Abstract: Taphonomy and Microevolution of the Cape Phillips Formation Graptolite Fauna, Cornwallis Island, Northwest Territories
RUSSEL, JENNIFER C., Department of Earth Sciences, Dalhousie University, Halifax, Nova Scotia
Uncompressed graptolites from concretions of the Cape Phillips Formation, Cornwallis Island, NWT have the potential to yield valuable biostratinomic information unavailable in the study of flattened specimens. The method of layer-by-layer dissolution enables the examination of the orientation, preservational condition, and small-scale lateral and vertical heterogeneity in graptolite distribution within single bedding planes and through successive strata. With accompanying lithologic evidence it is possible to identify graptolite taphofacies that predict paleoecological and depositional conditions. The creation of a graptolite taphofacies model will have implications in graptolite paleoecology, graptolite biostratigraphy, and deepwater sedimentation.
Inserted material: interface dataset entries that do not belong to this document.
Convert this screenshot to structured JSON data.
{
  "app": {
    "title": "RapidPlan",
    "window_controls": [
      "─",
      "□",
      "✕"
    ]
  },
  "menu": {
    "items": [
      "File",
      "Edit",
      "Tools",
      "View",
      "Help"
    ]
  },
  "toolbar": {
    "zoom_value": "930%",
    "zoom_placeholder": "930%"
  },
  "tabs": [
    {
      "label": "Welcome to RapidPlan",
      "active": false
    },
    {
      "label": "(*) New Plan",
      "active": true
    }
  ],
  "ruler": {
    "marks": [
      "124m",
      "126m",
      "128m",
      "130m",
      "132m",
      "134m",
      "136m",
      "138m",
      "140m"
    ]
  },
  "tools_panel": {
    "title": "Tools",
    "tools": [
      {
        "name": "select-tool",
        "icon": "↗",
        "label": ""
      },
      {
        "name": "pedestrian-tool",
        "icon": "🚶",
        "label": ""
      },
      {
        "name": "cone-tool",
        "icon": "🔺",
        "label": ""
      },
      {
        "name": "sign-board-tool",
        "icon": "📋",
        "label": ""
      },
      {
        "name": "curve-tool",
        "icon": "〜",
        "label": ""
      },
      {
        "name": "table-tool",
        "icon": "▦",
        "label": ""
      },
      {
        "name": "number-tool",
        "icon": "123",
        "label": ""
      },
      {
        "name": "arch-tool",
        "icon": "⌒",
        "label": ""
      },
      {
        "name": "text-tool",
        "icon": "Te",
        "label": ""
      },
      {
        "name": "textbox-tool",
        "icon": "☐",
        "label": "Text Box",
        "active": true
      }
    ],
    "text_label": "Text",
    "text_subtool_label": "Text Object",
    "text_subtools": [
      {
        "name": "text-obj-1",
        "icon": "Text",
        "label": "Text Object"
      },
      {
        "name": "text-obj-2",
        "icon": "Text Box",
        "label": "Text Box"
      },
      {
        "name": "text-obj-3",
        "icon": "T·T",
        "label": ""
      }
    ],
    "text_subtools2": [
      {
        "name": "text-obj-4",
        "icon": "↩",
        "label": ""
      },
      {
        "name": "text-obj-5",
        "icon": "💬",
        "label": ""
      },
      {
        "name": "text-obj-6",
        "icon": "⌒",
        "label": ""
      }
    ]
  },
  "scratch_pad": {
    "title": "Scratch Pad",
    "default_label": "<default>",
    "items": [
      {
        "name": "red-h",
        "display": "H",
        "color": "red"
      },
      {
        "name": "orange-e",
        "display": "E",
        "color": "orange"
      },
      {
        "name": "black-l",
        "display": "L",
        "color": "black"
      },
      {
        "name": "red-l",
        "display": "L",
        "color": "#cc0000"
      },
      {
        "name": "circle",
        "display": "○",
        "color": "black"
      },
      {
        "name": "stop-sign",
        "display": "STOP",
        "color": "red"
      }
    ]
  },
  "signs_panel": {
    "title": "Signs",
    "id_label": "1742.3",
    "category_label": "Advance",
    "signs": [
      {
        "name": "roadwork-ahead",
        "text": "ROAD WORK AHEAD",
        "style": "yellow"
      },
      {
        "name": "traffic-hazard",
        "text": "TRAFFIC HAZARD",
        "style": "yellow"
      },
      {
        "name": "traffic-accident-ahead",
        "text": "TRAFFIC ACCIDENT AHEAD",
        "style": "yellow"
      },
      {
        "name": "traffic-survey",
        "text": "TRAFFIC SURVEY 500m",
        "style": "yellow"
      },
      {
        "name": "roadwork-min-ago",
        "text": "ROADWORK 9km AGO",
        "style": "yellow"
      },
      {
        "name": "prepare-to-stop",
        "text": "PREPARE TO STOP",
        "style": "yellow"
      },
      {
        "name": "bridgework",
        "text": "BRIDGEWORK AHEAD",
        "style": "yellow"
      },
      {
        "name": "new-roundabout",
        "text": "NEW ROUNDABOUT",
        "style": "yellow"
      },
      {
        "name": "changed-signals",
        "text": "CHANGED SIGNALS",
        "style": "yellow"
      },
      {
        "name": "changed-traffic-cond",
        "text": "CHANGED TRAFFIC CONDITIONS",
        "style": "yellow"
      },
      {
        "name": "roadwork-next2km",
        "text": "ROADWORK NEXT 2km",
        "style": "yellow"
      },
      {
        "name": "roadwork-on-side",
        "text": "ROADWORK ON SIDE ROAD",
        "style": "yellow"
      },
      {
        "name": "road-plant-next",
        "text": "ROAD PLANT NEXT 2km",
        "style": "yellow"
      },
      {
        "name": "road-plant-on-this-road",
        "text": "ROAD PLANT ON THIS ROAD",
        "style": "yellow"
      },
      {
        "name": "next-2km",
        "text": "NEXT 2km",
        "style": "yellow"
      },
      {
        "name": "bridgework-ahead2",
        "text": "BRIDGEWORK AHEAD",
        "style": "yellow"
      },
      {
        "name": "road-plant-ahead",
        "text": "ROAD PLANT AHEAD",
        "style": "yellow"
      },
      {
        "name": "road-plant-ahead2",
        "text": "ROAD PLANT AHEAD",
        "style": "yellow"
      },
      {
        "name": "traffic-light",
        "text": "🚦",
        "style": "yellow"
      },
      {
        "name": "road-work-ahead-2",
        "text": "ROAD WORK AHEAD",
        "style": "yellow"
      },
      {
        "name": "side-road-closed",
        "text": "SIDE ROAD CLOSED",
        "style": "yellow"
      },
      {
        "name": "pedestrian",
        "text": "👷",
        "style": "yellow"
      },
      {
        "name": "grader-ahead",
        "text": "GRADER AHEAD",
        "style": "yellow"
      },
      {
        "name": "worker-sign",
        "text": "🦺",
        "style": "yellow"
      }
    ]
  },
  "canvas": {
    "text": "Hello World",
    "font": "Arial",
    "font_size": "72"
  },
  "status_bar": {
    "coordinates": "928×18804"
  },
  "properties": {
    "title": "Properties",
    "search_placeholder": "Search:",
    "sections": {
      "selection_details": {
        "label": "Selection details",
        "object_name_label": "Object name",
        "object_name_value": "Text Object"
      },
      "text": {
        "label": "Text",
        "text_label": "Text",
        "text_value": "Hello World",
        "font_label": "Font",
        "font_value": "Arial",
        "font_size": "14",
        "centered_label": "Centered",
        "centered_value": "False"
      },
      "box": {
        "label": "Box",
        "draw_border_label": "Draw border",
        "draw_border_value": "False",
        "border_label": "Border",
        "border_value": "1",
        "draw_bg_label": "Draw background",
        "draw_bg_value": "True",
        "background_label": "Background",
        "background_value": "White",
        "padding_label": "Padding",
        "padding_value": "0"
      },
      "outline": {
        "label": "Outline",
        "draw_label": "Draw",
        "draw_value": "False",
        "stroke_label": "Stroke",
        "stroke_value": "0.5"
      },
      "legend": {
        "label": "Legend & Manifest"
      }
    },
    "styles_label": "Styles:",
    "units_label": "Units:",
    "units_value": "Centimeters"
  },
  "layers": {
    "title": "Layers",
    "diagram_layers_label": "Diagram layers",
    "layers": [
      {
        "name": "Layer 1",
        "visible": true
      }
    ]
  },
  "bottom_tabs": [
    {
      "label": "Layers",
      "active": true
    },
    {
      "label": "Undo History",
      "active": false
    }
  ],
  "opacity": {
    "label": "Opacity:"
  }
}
With the completion of the taphonomic study, estimates of the stratigraphic completeness and the time interval between sampling horizons can be made in preparation for a microevolutionary study of two or more species prolific in the residues from the layer-by-layer dissolution. Graptolites are ideal subjects for a microevolutionary study: they are small in size, abundant in the fossil record, and because they lived in the planktonic realm, they are well distributed. Biometric analyses will permit comparison of rates of change between species and within species, which will identify modes of evolution and ranges in morphological variation. The uniquely preserved graptolites of the Cape Phillips Formation will aid in our understanding of inheritance and the development of evolutionary models for all organisms.
AAPG Search and Discovery Article #90931©1998 AAPG Foundation Grants-in-Aid